**Problem description**
Return each record word for word, keeping none of its pictures.

(Information shown)

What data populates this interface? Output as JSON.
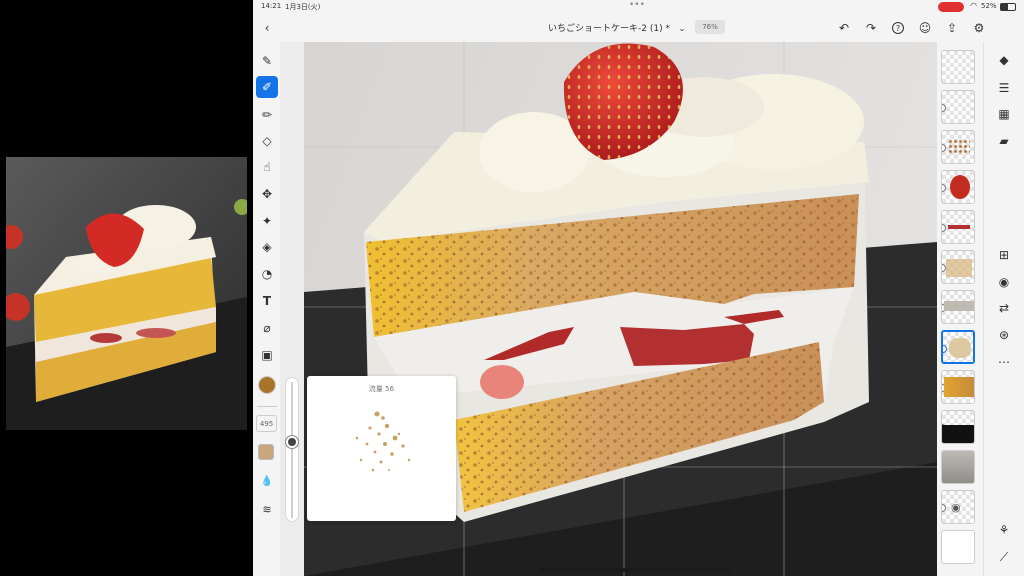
{
  "status_bar": {
    "time": "14:21",
    "date": "1月3日(火)",
    "battery": "52%",
    "multitask_dots": "•••"
  },
  "topbar": {
    "back_icon": "chevron-left-icon",
    "document_title": "いちごショートケーキ-2 (1) *",
    "title_dropdown_icon": "chevron-down-icon",
    "zoom": "76%",
    "icons": [
      "undo-icon",
      "redo-icon",
      "help-icon",
      "invite-user-icon",
      "share-icon",
      "settings-gear-icon"
    ]
  },
  "tools": [
    "paintbrush-icon",
    "pencil-brush-icon",
    "pixel-brush-icon",
    "eraser-icon",
    "smudge-icon",
    "move-icon",
    "magic-wand-icon",
    "fill-icon",
    "shape-icon",
    "text-icon",
    "eyedropper-icon",
    "image-icon"
  ],
  "tool_panel": {
    "brush_size": "495",
    "color_hex": "#a8742a",
    "secondary_swatch": "#c8a77a"
  },
  "brush_popup": {
    "label": "流量 56"
  },
  "layers_count": 13,
  "right_panel_icons": [
    "layers-icon",
    "properties-icon",
    "grid-icon",
    "comment-icon",
    "add-layer-icon",
    "visibility-eye-icon",
    "transform-icon",
    "mask-icon",
    "more-icon",
    "settings-icon",
    "ruler-icon"
  ],
  "colors": {
    "accent": "#1473e6",
    "status_record": "#e03030"
  }
}
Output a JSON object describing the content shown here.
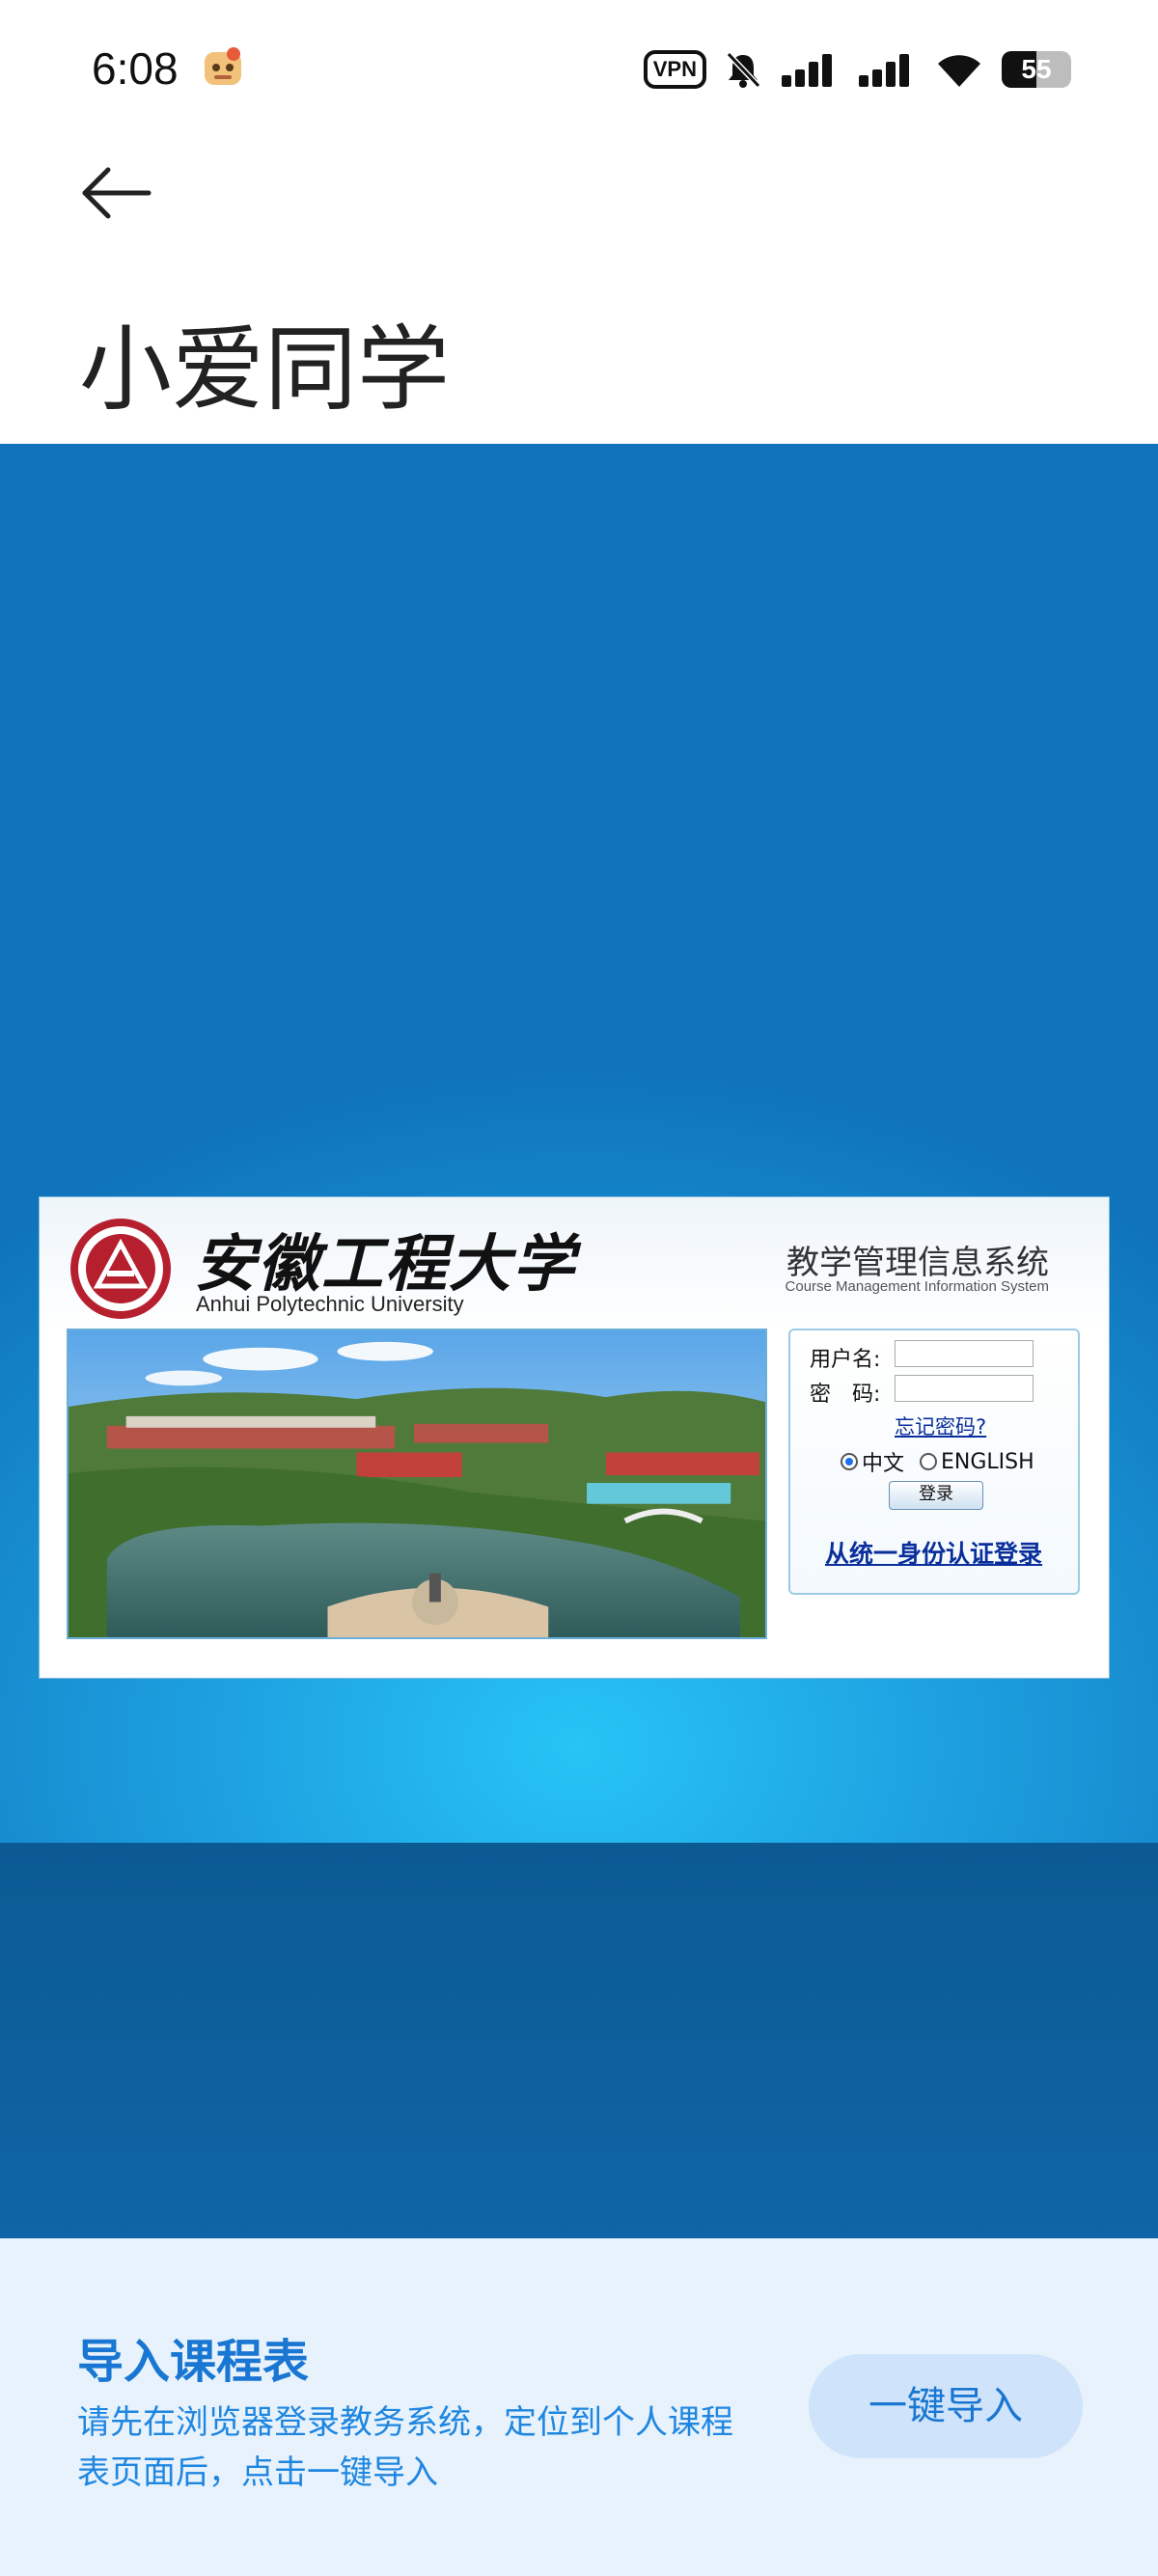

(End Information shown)

**Answer to this exercise**
What data populates this interface? Output as JSON.
{
  "status_bar": {
    "time": "14:21",
    "date": "1月3日(火)",
    "battery": "52%",
    "multitask_dots": "•••"
  },
  "topbar": {
    "back_icon": "chevron-left-icon",
    "document_title": "いちごショートケーキ-2 (1) *",
    "title_dropdown_icon": "chevron-down-icon",
    "zoom": "76%",
    "icons": [
      "undo-icon",
      "redo-icon",
      "help-icon",
      "invite-user-icon",
      "share-icon",
      "settings-gear-icon"
    ]
  },
  "tools": [
    "paintbrush-icon",
    "pencil-brush-icon",
    "pixel-brush-icon",
    "eraser-icon",
    "smudge-icon",
    "move-icon",
    "magic-wand-icon",
    "fill-icon",
    "shape-icon",
    "text-icon",
    "eyedropper-icon",
    "image-icon"
  ],
  "tool_panel": {
    "brush_size": "495",
    "color_hex": "#a8742a",
    "secondary_swatch": "#c8a77a"
  },
  "brush_popup": {
    "label": "流量 56"
  },
  "layers_count": 13,
  "right_panel_icons": [
    "layers-icon",
    "properties-icon",
    "grid-icon",
    "comment-icon",
    "add-layer-icon",
    "visibility-eye-icon",
    "transform-icon",
    "mask-icon",
    "more-icon",
    "settings-icon",
    "ruler-icon"
  ],
  "colors": {
    "accent": "#1473e6",
    "status_record": "#e03030"
  }
}
Output a JSON object describing the content shown here.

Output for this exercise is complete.